The hybrid propulsion offers three different modes. It has full electric propulsion, which allows you to drive very economically and with no emissions whatsoever. However, you have to keep the speed under 50 kph and your range is reduced to 2 kilometres. Really only useful for short bits in the city or to impress your friends with how quiet the car is.
Next, there is economy mode. In economy mode, the car uses the petrol engine as well so you can go faster and further. However, it is painfully slow in this mode. The performance is of course nowhere near the maximum of what the car is capable of because it is trying to conserve energy. I have used this mode the most as I imagine most people would who use the Prius for environmental or economic reasons. I feel though that the performance is really below par for a car of this size. It certainly is no joy to drive in economy mode.

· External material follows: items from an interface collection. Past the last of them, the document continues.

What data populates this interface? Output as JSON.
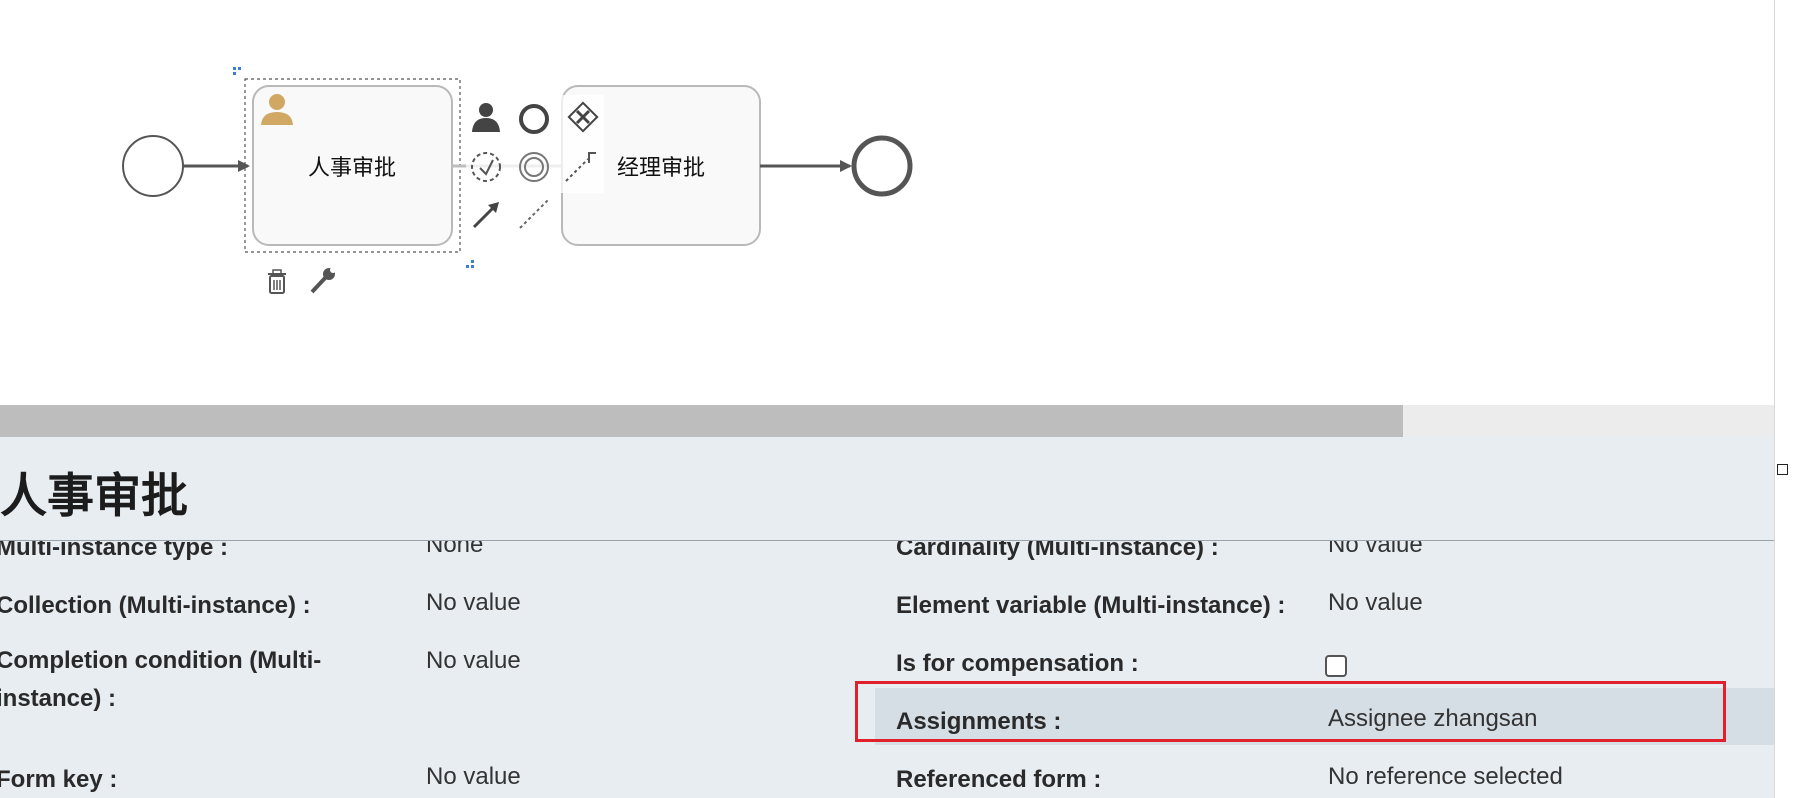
{
  "canvas": {
    "tasks": [
      {
        "id": "hr",
        "label": "人事审批"
      },
      {
        "id": "mgr",
        "label": "经理审批"
      }
    ],
    "colors": {
      "stroke": "#555555",
      "task_fill": "#f9f9f9",
      "task_border": "#b9b9b9",
      "user_icon": "#d1a863",
      "selection": "#555555",
      "handle": "#3b7dd8"
    },
    "context_pad": [
      "user-task-icon",
      "end-event-icon",
      "gateway-icon",
      "intermediate-event-icon",
      "boundary-event-icon",
      "annotation-icon",
      "sequence-flow-icon",
      "association-icon",
      "delete-icon",
      "wrench-icon"
    ]
  },
  "panel": {
    "title": "人事审批",
    "properties": {
      "multi_instance_type": {
        "label": "Multi-instance type :",
        "value": "None"
      },
      "cardinality": {
        "label": "Cardinality (Multi-instance) :",
        "value": "No value"
      },
      "collection": {
        "label": "Collection (Multi-instance) :",
        "value": "No value"
      },
      "element_variable": {
        "label": "Element variable (Multi-instance) :",
        "value": "No value"
      },
      "completion_condition": {
        "label": "Completion condition (Multi-instance) :",
        "value": "No value"
      },
      "is_for_compensation": {
        "label": "Is for compensation :",
        "checked": false
      },
      "assignments": {
        "label": "Assignments :",
        "value": "Assignee zhangsan"
      },
      "form_key": {
        "label": "Form key :",
        "value": "No value"
      },
      "referenced_form": {
        "label": "Referenced form :",
        "value": "No reference selected"
      }
    },
    "highlight_color": "#e0202a"
  }
}
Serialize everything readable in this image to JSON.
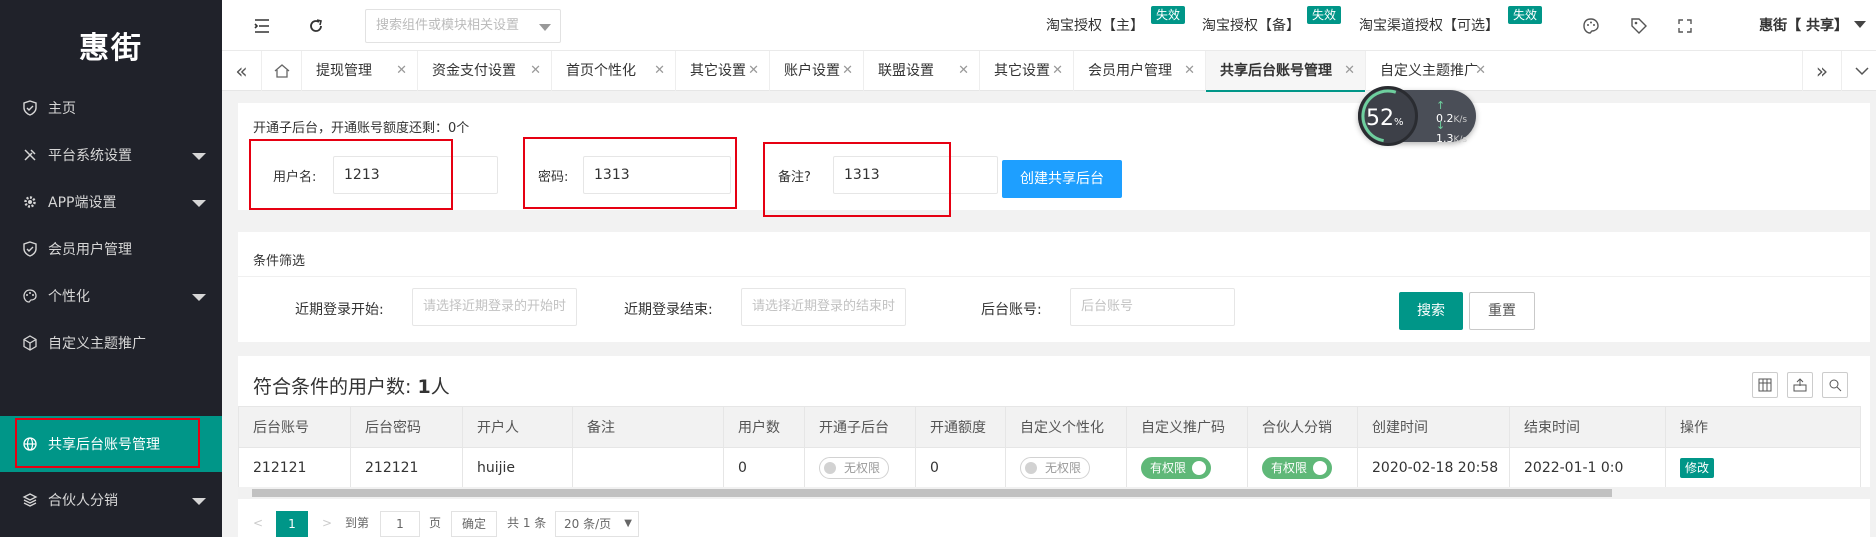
{
  "app": {
    "logo": "惠街"
  },
  "sidebar": {
    "items": [
      {
        "label": "主页",
        "icon": "shield-icon",
        "has_caret": false
      },
      {
        "label": "平台系统设置",
        "icon": "tools-icon",
        "has_caret": true
      },
      {
        "label": "APP端设置",
        "icon": "gear-icon",
        "has_caret": true
      },
      {
        "label": "会员用户管理",
        "icon": "shield-icon",
        "has_caret": false
      },
      {
        "label": "个性化",
        "icon": "palette-icon",
        "has_caret": true
      },
      {
        "label": "自定义主题推广",
        "icon": "cube-icon",
        "has_caret": false
      },
      {
        "label": "共享后台账号管理",
        "icon": "globe-icon",
        "has_caret": false,
        "active": true
      },
      {
        "label": "合伙人分销",
        "icon": "layers-icon",
        "has_caret": true
      }
    ]
  },
  "header": {
    "search_placeholder": "搜索组件或模块相关设置",
    "auth_main": "淘宝授权【主】",
    "auth_main_badge": "失效",
    "auth_backup": "淘宝授权【备】",
    "auth_backup_badge": "失效",
    "auth_channel": "淘宝渠道授权【可选】",
    "auth_channel_badge": "失效",
    "user": "惠街【 共享】"
  },
  "tabs": [
    "提现管理",
    "资金支付设置",
    "首页个性化",
    "其它设置",
    "账户设置",
    "联盟设置",
    "其它设置",
    "会员用户管理",
    "共享后台账号管理",
    "自定义主题推广"
  ],
  "create_form": {
    "notice": "开通子后台，开通账号额度还剩：0个",
    "username_label": "用户名:",
    "username_value": "1213",
    "password_label": "密码:",
    "password_value": "1313",
    "remark_label": "备注?",
    "remark_value": "1313",
    "create_button": "创建共享后台"
  },
  "filter": {
    "title": "条件筛选",
    "login_start_label": "近期登录开始:",
    "login_start_placeholder": "请选择近期登录的开始时",
    "login_end_label": "近期登录结束:",
    "login_end_placeholder": "请选择近期登录的结束时",
    "account_label": "后台账号:",
    "account_placeholder": "后台账号",
    "search_button": "搜索",
    "reset_button": "重置"
  },
  "result": {
    "count_prefix": "符合条件的用户数:",
    "count": "1",
    "count_suffix": "人"
  },
  "table": {
    "columns": [
      "后台账号",
      "后台密码",
      "开户人",
      "备注",
      "用户数",
      "开通子后台",
      "开通额度",
      "自定义个性化",
      "自定义推广码",
      "合伙人分销",
      "创建时间",
      "结束时间",
      "操作"
    ],
    "rows": [
      {
        "account": "212121",
        "password": "212121",
        "owner": "huijie",
        "remark": "",
        "users": "0",
        "sub_admin": "无权限",
        "quota": "0",
        "custom_style": "无权限",
        "promo_code": "有权限",
        "partner": "有权限",
        "created": "2020-02-18 20:58",
        "ends": "2022-01-1 0:0",
        "action": "修改"
      }
    ]
  },
  "pager": {
    "current": "1",
    "goto_label": "到第",
    "goto_value": "1",
    "page_unit": "页",
    "confirm": "确定",
    "total": "共 1 条",
    "page_size": "20 条/页"
  },
  "speed_widget": {
    "percent": "52",
    "percent_unit": "%",
    "up": "0.2",
    "up_unit": "K/s",
    "down": "1.3",
    "down_unit": "K/s"
  },
  "colors": {
    "accent": "#009688",
    "sidebar_bg": "#20222a",
    "blue": "#1e9fff",
    "highlight": "#e60012"
  }
}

Finally, there is PWR mode. According to Toyota, this would maximize the power output of both petrol and electric engine, giving the car swift performance. And granted, the Prius is more responsive in this mode and can be quite quick speeding away from a standstill at the traffic light. It still doesn’t qualify as fast, but it does a decent job. However, economy is pretty much out the window driving like this, which defeats the purpose of driving a hybrid powered vehicle. You’d be better of buying another car in this mode.
So, after all the disappointments above, is the Prius really economical? Well…no. Not really, anyway. Toyota claims that the Prius will have a range of about 1200 kilometres on a full tank of petrol. The tank can contain about 45 litres of petrol, so that amounts to a fuel consumption of roughly 1 litre for every 26 kilometres travelled. Pretty impressive, right? It would be, if it were true. Those numbers must have been obtained under perfect testing conditions, because under normal operating conditions you don’t get that kind of mileage out of your Prius. As stated, I used the economy mode on the car most of the time and drove it fairly conservatively. However, after only 800 kilometres, I had to go and refill. It wasn’t fully empty yet, and I might have been able to squeeze out another 50 ~ 75 kilometres so let’s be fair and say the range on a full tank was 900 kilometres. While this is pretty good for a normal, petrol driven car, it is no big deal for your average diesel. Plus, your average modern diesel will provide you with a whole lot more fun while driving it because of its better performance.
So, is the Prius worth it? I think that if you have read this far, you already know my answer to that. No, it isn’t. Not for me anyway. I don’t like the look of the thing, but that is taste. I don’t like the driving, the handling, the poor visibility through the rear window, the location of the instruments and the sacrifices I have to make in order to be economical. Personally, I feel the Prius is mainly bought by people looking for a tax benefit and who don’t care much for what they drive as long as it moves. And the Prius does move…just not very well.